Companies belonging to South Korea's business conglomerates Hyundai and Doosan, along with KB Financial Group, received approval for key management decisions and the appointment of corporate directors.

Some, however, took flak from disgruntled investors for poor performance last year.

Doosan changed its articles of association to attract more investors and froze the maximum wages that can be given to its nine directors at 15 billion won (US$14 million).

Drawing in more investors would help the conglomerate deal with possible liquidity shortfalls and ease concerns over the debt ratio that still stood at 244 percent late last year.

In the case of Doosan Heavy Industry and Construction, the center of the conglomerate's energy and construction operations, shareholders passed a motion reconfirming top managers.

KB Financial and Hyundai Merchant Marines (HMM) opted to cut wage levels to reflect poor performance.

The wage ceiling for KB Financial was halved to 2.5 billion won with dividend payments of 500 won per share being finalized.

HMM, the country's No. 2 shipping line that has been struggling in a sluggish market, lowered the wage limit by 30 percent to 7 billion won.

Senior managers apologized for the company posting another deficit in 2013 and pledged to turn this around this year.

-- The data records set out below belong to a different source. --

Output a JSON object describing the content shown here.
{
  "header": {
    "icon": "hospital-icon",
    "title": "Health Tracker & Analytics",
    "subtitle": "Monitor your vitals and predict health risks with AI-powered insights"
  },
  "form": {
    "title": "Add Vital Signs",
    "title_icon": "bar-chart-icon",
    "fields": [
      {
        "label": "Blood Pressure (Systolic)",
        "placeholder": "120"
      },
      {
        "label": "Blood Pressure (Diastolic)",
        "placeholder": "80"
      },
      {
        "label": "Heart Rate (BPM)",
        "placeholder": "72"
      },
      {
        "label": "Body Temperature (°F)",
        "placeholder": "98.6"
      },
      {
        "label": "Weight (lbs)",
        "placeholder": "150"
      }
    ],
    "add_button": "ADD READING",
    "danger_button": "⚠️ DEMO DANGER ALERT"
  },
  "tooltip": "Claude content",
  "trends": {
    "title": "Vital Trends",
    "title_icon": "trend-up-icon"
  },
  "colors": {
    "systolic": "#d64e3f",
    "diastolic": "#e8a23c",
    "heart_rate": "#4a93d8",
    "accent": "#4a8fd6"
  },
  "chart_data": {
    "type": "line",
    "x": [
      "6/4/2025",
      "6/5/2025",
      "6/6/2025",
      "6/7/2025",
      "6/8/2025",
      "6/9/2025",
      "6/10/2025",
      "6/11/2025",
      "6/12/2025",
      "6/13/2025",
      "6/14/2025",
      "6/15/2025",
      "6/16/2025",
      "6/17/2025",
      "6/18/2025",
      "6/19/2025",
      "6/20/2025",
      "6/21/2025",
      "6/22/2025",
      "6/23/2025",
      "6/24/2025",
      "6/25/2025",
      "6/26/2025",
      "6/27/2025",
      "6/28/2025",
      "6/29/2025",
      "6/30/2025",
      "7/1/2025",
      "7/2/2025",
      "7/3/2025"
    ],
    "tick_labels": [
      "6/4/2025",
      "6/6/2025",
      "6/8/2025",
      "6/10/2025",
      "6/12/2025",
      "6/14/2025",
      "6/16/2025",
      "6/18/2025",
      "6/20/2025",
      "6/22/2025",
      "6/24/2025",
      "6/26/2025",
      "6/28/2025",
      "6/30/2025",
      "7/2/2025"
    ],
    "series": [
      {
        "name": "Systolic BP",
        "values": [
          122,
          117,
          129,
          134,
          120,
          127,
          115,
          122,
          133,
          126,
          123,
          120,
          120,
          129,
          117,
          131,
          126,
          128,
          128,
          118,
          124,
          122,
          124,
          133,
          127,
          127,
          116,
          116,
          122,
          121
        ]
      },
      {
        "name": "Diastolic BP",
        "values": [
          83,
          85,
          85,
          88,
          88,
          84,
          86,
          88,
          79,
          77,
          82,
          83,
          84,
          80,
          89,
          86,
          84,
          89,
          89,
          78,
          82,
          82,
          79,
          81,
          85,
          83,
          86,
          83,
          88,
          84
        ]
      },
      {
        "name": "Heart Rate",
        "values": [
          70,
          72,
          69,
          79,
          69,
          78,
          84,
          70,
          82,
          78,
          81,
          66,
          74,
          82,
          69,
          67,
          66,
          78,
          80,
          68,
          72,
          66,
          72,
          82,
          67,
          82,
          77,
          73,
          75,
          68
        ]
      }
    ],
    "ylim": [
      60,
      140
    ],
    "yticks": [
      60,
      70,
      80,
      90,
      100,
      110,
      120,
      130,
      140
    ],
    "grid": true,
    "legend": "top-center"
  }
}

The company, a flagship of the Hyundai Group, has been in the red since 2011.

Another Hyundai Group affiliate, Hyundai Elevator, the country's largest lift solutions provider, received endorsements on most motions, but was blocked from expanding its business sphere into industrial robotics and clean energy development.

The move was held up after its second largest shareholder, Swiss-based Schindler Holding AG, boycotted the voting process that requires two-thirds approval from shareholders.

Hyundai Engineering, an affiliate of Hyundai Motor Group, said its shareholders approved the merger with Hyundai Amco Co. and appointed Kim Wee-chul as the CEO. The new entity will officially be launched early next month and will emerge as the eighth largest builder in the country.

Public companies such as Korea Electric Power Corp. and Korea Gas Corp. also reported to stakeholders that they lowered their wage ceilings for directors.

"The cuts reflect government policy to cut back on spending by managers," KEPCO said in a statement.

In the case of Shinil Co., a leading producer of fans, an attempt by private investors to take over management failed, with the existing corporate leaders holding onto control.

“Compared to past shareholders' meetings this year's gatherings were more contentious with minority stakeholders contesting management and contributing to the freezing or lowering of wages of directors," an observer said. He, however, said that in most cases the wishes of the management have been reflected. (Yonhap)